*What needs to be done*: Reproduce the data, keeping every word exactly as it is.

*Study material*:
──────────────────────────────

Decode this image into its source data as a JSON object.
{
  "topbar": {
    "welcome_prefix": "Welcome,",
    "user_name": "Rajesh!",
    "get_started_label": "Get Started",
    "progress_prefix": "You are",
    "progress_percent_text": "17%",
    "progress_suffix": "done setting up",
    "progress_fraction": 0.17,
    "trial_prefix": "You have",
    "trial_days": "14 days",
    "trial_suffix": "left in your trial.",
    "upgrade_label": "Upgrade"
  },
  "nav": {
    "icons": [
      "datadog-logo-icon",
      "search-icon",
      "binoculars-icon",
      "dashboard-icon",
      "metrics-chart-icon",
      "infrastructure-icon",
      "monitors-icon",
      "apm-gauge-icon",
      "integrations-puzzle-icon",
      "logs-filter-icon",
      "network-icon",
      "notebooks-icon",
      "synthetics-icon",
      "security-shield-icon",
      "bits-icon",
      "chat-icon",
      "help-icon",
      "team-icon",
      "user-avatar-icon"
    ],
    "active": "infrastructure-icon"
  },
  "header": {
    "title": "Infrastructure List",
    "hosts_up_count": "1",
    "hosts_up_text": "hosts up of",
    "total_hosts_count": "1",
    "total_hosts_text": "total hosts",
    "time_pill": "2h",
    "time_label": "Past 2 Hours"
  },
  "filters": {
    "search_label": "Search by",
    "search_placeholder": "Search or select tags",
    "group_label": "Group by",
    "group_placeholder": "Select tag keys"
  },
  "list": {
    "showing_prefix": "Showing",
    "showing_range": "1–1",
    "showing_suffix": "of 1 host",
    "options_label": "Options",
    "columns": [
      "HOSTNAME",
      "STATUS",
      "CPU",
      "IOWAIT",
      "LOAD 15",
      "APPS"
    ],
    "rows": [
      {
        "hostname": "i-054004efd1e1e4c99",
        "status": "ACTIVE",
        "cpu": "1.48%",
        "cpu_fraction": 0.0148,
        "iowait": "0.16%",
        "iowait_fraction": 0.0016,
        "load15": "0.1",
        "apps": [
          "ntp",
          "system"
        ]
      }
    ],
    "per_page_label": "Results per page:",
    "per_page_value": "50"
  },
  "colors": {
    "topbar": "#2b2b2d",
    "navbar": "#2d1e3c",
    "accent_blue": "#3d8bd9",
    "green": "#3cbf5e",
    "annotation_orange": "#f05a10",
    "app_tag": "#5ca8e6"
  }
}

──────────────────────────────

*Solution to this exercise*:
Decode this image into its source data as a JSON object.
{
  "topbar": {
    "welcome_prefix": "Welcome,",
    "user_name": "Rajesh!",
    "get_started_label": "Get Started",
    "progress_prefix": "You are",
    "progress_percent_text": "17%",
    "progress_suffix": "done setting up",
    "progress_fraction": 0.17,
    "trial_prefix": "You have",
    "trial_days": "14 days",
    "trial_suffix": "left in your trial.",
    "upgrade_label": "Upgrade"
  },
  "nav": {
    "icons": [
      "datadog-logo-icon",
      "search-icon",
      "binoculars-icon",
      "dashboard-icon",
      "metrics-chart-icon",
      "infrastructure-icon",
      "monitors-icon",
      "apm-gauge-icon",
      "integrations-puzzle-icon",
      "logs-filter-icon",
      "network-icon",
      "notebooks-icon",
      "synthetics-icon",
      "security-shield-icon",
      "bits-icon",
      "chat-icon",
      "help-icon",
      "team-icon",
      "user-avatar-icon"
    ],
    "active": "infrastructure-icon"
  },
  "header": {
    "title": "Infrastructure List",
    "hosts_up_count": "1",
    "hosts_up_text": "hosts up of",
    "total_hosts_count": "1",
    "total_hosts_text": "total hosts",
    "time_pill": "2h",
    "time_label": "Past 2 Hours"
  },
  "filters": {
    "search_label": "Search by",
    "search_placeholder": "Search or select tags",
    "group_label": "Group by",
    "group_placeholder": "Select tag keys"
  },
  "list": {
    "showing_prefix": "Showing",
    "showing_range": "1–1",
    "showing_suffix": "of 1 host",
    "options_label": "Options",
    "columns": [
      "HOSTNAME",
      "STATUS",
      "CPU",
      "IOWAIT",
      "LOAD 15",
      "APPS"
    ],
    "rows": [
      {
        "hostname": "i-054004efd1e1e4c99",
        "status": "ACTIVE",
        "cpu": "1.48%",
        "cpu_fraction": 0.0148,
        "iowait": "0.16%",
        "iowait_fraction": 0.0016,
        "load15": "0.1",
        "apps": [
          "ntp",
          "system"
        ]
      }
    ],
    "per_page_label": "Results per page:",
    "per_page_value": "50"
  },
  "colors": {
    "topbar": "#2b2b2d",
    "navbar": "#2d1e3c",
    "accent_blue": "#3d8bd9",
    "green": "#3cbf5e",
    "annotation_orange": "#f05a10",
    "app_tag": "#5ca8e6"
  }
}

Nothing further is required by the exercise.